Problem to work on:
Scan the listing below for lines with "name" in them. Give their number and nothing more.

Task data:

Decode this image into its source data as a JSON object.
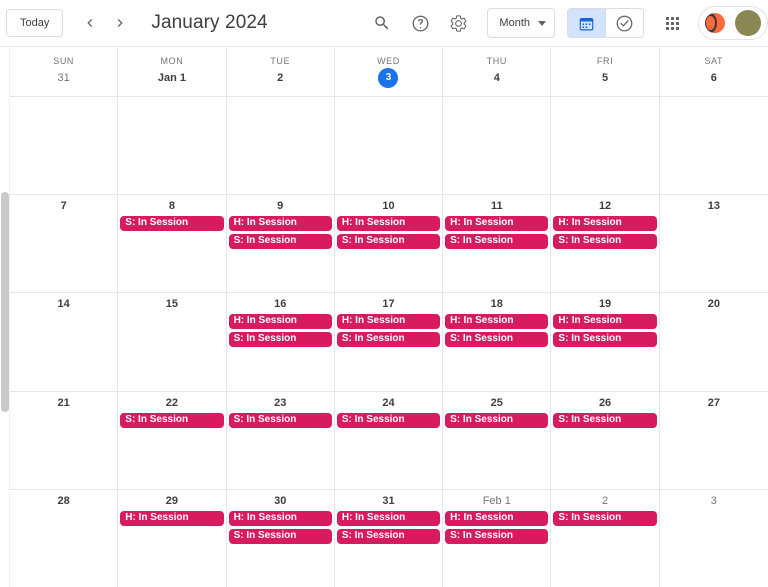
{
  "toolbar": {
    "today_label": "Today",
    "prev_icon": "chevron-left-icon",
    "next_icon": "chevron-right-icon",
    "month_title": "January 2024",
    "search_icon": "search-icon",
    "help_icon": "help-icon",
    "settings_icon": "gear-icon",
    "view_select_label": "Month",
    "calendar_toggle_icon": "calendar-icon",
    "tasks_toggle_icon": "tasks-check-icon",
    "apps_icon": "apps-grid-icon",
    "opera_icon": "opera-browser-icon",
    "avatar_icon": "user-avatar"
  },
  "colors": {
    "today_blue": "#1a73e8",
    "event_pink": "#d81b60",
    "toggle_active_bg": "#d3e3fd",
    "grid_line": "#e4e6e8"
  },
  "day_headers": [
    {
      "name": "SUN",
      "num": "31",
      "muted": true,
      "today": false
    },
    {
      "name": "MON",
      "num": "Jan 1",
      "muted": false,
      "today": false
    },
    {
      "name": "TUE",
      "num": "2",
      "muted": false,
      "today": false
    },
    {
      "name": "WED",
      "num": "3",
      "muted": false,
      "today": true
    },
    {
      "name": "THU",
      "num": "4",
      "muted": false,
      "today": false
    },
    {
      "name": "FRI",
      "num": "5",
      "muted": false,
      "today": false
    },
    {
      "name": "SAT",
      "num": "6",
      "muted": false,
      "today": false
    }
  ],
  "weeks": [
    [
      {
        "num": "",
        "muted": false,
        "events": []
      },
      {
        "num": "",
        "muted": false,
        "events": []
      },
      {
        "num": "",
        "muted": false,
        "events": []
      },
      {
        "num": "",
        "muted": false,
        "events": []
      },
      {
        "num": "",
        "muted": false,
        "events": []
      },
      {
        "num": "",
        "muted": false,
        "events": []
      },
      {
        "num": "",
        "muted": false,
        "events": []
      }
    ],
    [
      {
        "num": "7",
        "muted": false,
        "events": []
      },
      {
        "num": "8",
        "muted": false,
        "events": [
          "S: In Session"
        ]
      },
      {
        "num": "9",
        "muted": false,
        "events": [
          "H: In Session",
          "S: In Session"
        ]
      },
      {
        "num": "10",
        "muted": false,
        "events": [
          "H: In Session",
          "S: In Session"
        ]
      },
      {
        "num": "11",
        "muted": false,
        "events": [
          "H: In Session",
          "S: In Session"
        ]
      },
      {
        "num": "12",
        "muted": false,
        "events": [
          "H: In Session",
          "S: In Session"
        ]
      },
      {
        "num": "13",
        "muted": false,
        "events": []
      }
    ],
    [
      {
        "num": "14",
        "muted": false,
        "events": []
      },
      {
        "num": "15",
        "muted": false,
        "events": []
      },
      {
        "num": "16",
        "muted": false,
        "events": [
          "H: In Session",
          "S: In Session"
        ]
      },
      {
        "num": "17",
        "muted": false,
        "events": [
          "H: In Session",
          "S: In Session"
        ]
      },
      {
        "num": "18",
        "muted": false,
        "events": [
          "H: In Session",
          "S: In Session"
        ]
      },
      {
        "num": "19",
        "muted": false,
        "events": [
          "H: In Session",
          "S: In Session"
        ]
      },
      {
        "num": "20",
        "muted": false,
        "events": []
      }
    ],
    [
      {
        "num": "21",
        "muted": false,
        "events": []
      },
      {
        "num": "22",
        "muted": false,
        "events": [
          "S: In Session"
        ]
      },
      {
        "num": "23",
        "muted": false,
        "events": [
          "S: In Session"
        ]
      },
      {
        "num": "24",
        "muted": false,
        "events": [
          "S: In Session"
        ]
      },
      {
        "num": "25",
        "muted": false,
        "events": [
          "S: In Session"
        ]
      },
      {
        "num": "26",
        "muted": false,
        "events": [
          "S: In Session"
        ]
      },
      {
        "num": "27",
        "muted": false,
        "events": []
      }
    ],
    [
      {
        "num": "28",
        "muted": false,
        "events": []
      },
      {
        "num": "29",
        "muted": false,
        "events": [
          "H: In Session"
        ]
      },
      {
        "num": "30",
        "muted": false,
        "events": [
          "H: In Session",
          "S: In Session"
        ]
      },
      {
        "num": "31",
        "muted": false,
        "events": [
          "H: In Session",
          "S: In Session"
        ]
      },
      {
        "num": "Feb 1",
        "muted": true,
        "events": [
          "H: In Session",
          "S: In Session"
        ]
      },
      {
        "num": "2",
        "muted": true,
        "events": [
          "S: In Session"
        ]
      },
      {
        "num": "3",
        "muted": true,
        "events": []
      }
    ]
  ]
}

Response area:
7